If you watched the game, early on Gruden had his producers whip up a graphic to match his effusive (which is nothing new for him) praise of the 49ers offensive ingenuity. Read options, speed options, jumbos and about 8 or 9 other formations that the Niners utilize frequently to create advantages for themselves offensively. The groupings likely become even more potentially devastating with Kaepernick masterminding them over Smith. As I’ve described, San Fran employs superior personnel, even if it’s difficult to recognize, but it’s maximized by the innovation of the 49ers OC Greg Roman, and I’m sure Harbaugh is an advocate of the creativity as well.
From early in the season about the Niners uniqueness. And yes, the Lions seem to have used the jumbo as well with Rieff.
It was either Gruden or Twitter that pointed out, that Kaepernick, a runner, didn’t take off until late in the second quarter. Kaepernick running and engineering the WildKap is precisely what the Bears had planned for, but they’d been ‘out-generaled,’ as I’ve read of George McClellan in my Lincoln book, Team Of Rivals.
In Detroit, there may be a casualty from the Lions inability to be a more prolific offense. Even with teams having an offseason of study to limit the damage Stafford and Johnson could inflict, a coaching staff has to have that foresight that teams are preparing to stonewall (the Lincoln book is REALLY good) your key playmakers. Stafford, like Cam Newton this year, and Josh Freeman last year, has regressed. Some is on him. Some is on Scott Linehan, and ultimately up top at Jim Schwartz.
Last night the 49ers gave the Bears a huge dose of ‘We Haven’t Seen THAT Before.’ I can’t say I’ve seen that type of novelty from the Lions offense this season. At all. I’d love to know from the Lions opponents if they’ve seen anything they weren’t expecting from the Lions in any game this season. If the Vikings comments after the first game with the Harvin runback provide any indication, I’d guess the answer I’d get is a ‘nope.’
If Linehan does go, here’s to asking the Lions to bring a progressive minded schemer – I know, that’s an undying theme of mine – to make the most of some wonderfully gifted players on offense.
Want some candidates? Glad you asked.
If Bill O’Brien is headed to the NFL, and God I hope he doesn’t for the sake of the PSU community, he’s not going to be an OC. So rule that out. Same thing with Chip Kelly.
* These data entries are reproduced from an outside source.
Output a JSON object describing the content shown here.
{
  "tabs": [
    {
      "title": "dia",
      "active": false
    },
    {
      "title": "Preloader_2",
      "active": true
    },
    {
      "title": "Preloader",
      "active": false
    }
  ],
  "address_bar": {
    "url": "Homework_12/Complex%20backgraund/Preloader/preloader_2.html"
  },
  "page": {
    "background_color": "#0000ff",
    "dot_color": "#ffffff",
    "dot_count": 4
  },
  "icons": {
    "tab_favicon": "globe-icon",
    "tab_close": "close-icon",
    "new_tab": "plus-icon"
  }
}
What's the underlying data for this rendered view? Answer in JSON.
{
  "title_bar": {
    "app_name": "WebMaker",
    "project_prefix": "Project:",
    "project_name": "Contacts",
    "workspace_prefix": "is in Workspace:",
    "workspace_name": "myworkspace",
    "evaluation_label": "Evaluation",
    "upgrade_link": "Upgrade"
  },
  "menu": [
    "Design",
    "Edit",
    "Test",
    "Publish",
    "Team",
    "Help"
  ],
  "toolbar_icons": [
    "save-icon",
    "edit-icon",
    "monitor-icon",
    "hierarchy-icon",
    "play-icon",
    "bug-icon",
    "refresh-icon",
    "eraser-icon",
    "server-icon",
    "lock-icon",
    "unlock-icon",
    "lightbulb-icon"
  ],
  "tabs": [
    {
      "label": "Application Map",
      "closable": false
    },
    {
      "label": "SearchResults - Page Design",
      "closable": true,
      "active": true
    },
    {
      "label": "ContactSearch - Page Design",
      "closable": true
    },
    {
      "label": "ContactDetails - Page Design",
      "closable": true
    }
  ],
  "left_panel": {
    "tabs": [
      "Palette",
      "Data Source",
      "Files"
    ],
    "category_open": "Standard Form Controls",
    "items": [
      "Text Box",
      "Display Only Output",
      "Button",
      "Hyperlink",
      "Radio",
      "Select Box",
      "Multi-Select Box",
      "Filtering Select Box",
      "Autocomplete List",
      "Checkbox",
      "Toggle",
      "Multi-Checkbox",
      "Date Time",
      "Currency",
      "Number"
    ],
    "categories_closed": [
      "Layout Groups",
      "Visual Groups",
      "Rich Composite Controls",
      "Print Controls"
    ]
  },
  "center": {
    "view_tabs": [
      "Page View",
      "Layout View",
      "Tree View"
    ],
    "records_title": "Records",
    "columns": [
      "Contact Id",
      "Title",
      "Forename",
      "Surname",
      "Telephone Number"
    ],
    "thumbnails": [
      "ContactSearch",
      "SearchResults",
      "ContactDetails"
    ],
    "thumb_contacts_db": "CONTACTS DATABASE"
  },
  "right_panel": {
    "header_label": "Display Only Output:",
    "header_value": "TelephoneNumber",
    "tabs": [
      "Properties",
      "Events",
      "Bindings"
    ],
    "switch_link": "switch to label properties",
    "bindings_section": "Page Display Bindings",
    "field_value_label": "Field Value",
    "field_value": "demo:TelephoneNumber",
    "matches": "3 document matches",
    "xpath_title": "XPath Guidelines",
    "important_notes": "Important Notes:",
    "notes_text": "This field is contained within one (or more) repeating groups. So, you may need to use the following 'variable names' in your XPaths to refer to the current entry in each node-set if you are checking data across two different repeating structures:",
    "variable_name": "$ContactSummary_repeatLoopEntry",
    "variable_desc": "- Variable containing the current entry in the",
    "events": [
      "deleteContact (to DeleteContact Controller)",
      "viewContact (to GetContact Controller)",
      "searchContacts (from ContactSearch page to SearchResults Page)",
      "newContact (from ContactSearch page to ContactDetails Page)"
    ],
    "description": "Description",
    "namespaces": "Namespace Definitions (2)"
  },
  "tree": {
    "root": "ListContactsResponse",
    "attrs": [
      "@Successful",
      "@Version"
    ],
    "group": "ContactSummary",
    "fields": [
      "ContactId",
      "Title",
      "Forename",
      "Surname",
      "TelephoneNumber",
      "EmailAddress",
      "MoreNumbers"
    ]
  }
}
There likely won’t be a lateral move either. In other words, you’re not getting someone else’s OC.
Go down a level. How about a QB coach? A mentor for Stafford. Because his progress and ability to succeed will dictate how good the Lions will be.
I’ve honestly never heard of any of these guys, but coaches CAN learn from their pupils, especially the sublime ones. So give me a guy who’s been around some of that talent, and those minds. Let him apply that knowledge to Stafford and the Lions offense.
In lieu of asking Manning, Brees or Brady to run the Lions offense, how bout these…
A guy who was here before, but is now with Denver, Adam Gase.
New Orleans’ Joe Lombardi. Love the fact he’s an Air Force alum. I’m sure discipline would be paramount.